The First Thing You Should Do If You Touch Poison Ivy, Oak, Or Sumac

You've probably heard the phrase "leaves of three, let it be" in reference to poison ivy, a vine with a trio of leaflets (per Purdue University). However, poison ivy isn't the only rash-inducing plant out there. Poison oak and sumac are also plants you may find out in nature that can lead to inflammation and allergic reactions. Sumac, a fragrant and flowering shrub with clusters of small red fruit, is far different in appearance than the green leaves of poison ivy and poison oak, but the rash and reaction to physical touch with the plant are still similar (via the American Academy of Dermatology Association).

The appearance of the skin will respond to all three plants as red bumps, spots, or streaks. In rare instances, black marks may appear on the skin instead of red ones, especially if poison ivy dermatitis develops. It may be popularly believed that a rash from poison ivy, poison oak, or sumac develops within short timeframes of contact with the plant, but it can take up to three weeks after interaction for a rash to appear, particularly if it's a person's first experience with one of the poisonous vines or shrubs. Whether it's your first time experiencing a plant-induced rash or you've endured the interaction many times before, the resulting symptoms can include itching so bothersome that it can actually wake you up at night, a rash that can become blisters, which burst and leak fluid, and general discomfort.

Try to prevent spreading of symptoms
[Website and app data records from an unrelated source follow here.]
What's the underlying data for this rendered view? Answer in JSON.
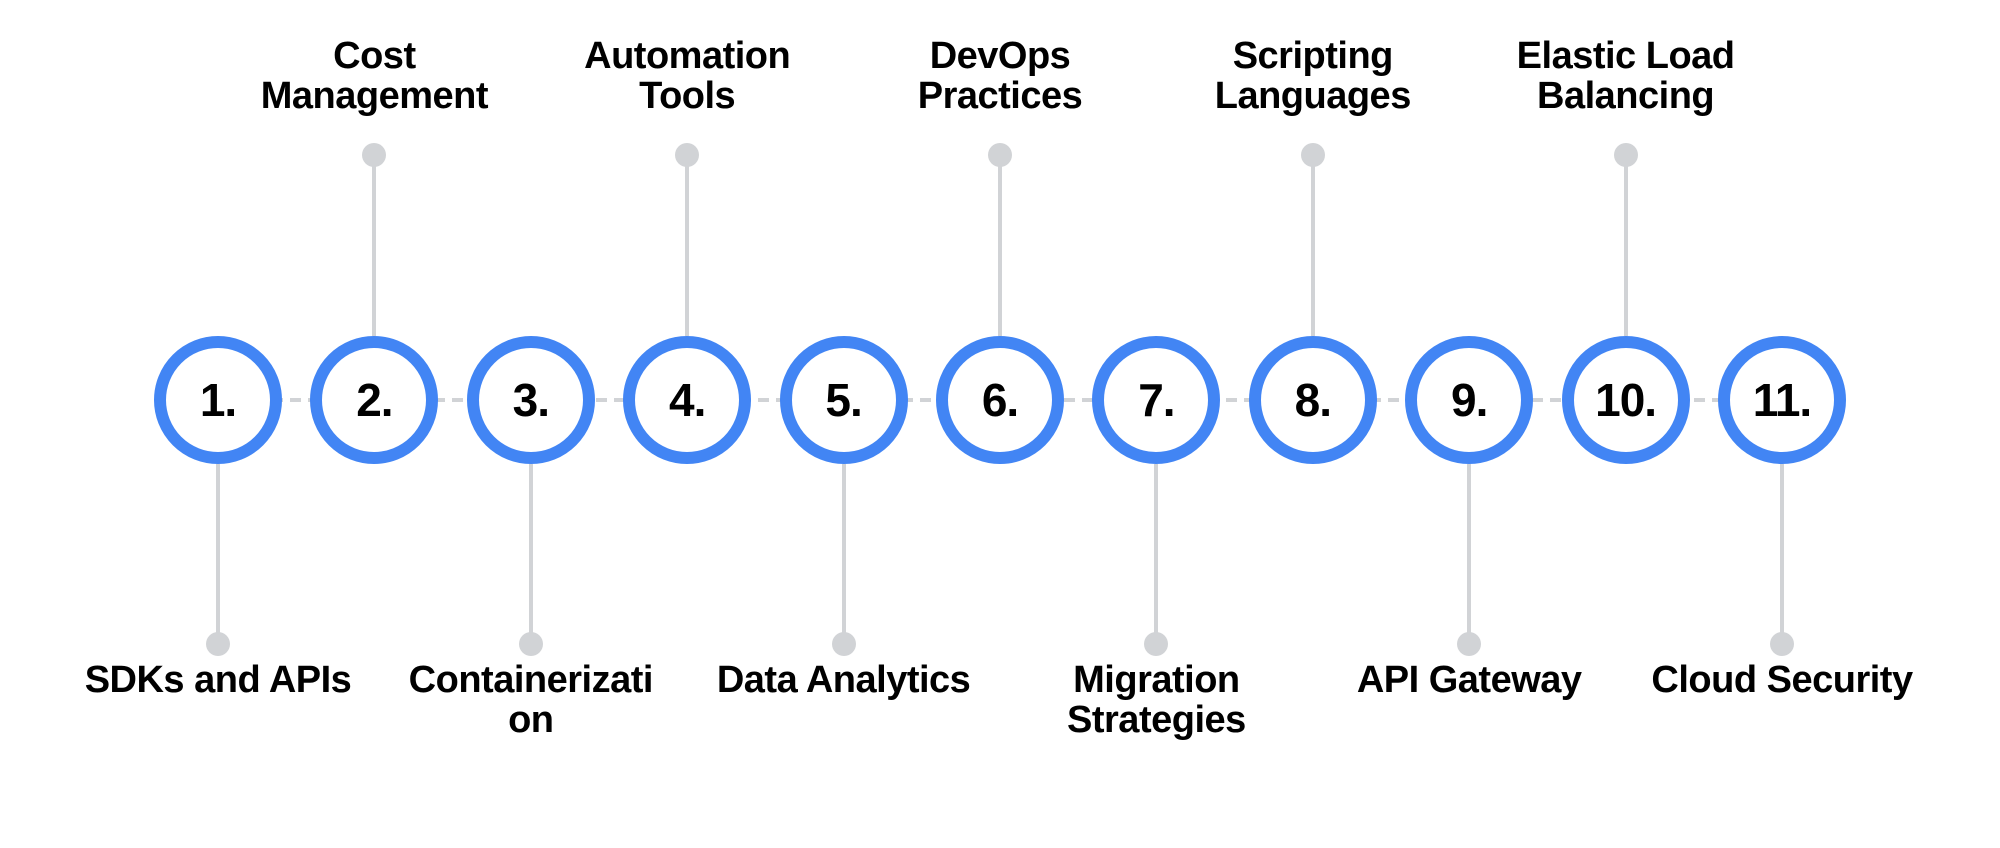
{
  "diagram": {
    "title": "",
    "accent_color": "#4285f4",
    "connector_color": "#d1d3d6",
    "steps": [
      {
        "number": "1.",
        "position": "below",
        "lines": [
          "SDKs and APIs"
        ]
      },
      {
        "number": "2.",
        "position": "above",
        "lines": [
          "Cost",
          "Management"
        ]
      },
      {
        "number": "3.",
        "position": "below",
        "lines": [
          "Containerizati",
          "on"
        ]
      },
      {
        "number": "4.",
        "position": "above",
        "lines": [
          "Automation",
          "Tools"
        ]
      },
      {
        "number": "5.",
        "position": "below",
        "lines": [
          "Data Analytics"
        ]
      },
      {
        "number": "6.",
        "position": "above",
        "lines": [
          "DevOps",
          "Practices"
        ]
      },
      {
        "number": "7.",
        "position": "below",
        "lines": [
          "Migration",
          "Strategies"
        ]
      },
      {
        "number": "8.",
        "position": "above",
        "lines": [
          "Scripting",
          "Languages"
        ]
      },
      {
        "number": "9.",
        "position": "below",
        "lines": [
          "API Gateway"
        ]
      },
      {
        "number": "10.",
        "position": "above",
        "lines": [
          "Elastic Load",
          "Balancing"
        ]
      },
      {
        "number": "11.",
        "position": "below",
        "lines": [
          "Cloud Security"
        ]
      }
    ]
  }
}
Should you come into contact with poison ivy, poison oak, or sumac, the very first thing you should do is wash the area thoroughly to try to alleviate the plant's poisonous compounds from penetrating into the skin and prevent additional spreading (via American Academy of Dermatology Association). Since all three of these plants are found in nature, it's likely that you won't be next to a place with running water and soap readily on hand when contact occurs. Given this likelihood, you can use rubbing alcohol to sanitize and neutralize the area or apply specific cleanser for poison oak, poison ivy, and sumac, which comes in the forms of soap, towelettes, and cleanser. Before you go camping or on a day hike outdoors, be certain to pack some of these towelettes or keep some rubbing alcohol on hand. Dishwashing soap and laundry detergent are also effective ways to cleanse the area of contact. When you're able to reach a place with water, use cool water to rinse the area and remove residue from rubbing alcohol or any other substance used to initially cleanse the area. Always clean your hands, especially under your fingernails, once you've finished washing the affected area.

Following cleansing, the U.S. Food and Drug Administration (FDA) recommends subduing intrusive itching and other symptoms by applying a cool compress to the area, taking an oral corticosteroid, and utilizing an over-the-counter (OTC) skin product, such as topical corticosteroid, zinc product, or calamine lotion.